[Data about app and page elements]
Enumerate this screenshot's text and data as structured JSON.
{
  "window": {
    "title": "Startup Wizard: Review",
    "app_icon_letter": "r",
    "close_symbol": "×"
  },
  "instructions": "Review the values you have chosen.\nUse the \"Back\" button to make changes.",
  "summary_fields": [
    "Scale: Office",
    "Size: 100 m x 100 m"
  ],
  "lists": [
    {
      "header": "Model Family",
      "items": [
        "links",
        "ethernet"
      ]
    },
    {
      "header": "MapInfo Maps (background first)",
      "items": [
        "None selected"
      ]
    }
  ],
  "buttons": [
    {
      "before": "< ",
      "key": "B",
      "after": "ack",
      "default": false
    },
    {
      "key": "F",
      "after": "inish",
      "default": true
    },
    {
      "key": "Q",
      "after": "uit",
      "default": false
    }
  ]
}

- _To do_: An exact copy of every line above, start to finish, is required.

- _Exercise response_:
Enumerate this screenshot's text and data as structured JSON.
{
  "window": {
    "title": "Startup Wizard: Review",
    "app_icon_letter": "r",
    "close_symbol": "×"
  },
  "instructions": "Review the values you have chosen.\nUse the \"Back\" button to make changes.",
  "summary_fields": [
    "Scale: Office",
    "Size: 100 m x 100 m"
  ],
  "lists": [
    {
      "header": "Model Family",
      "items": [
        "links",
        "ethernet"
      ]
    },
    {
      "header": "MapInfo Maps (background first)",
      "items": [
        "None selected"
      ]
    }
  ],
  "buttons": [
    {
      "before": "< ",
      "key": "B",
      "after": "ack",
      "default": false
    },
    {
      "key": "F",
      "after": "inish",
      "default": true
    },
    {
      "key": "Q",
      "after": "uit",
      "default": false
    }
  ]
}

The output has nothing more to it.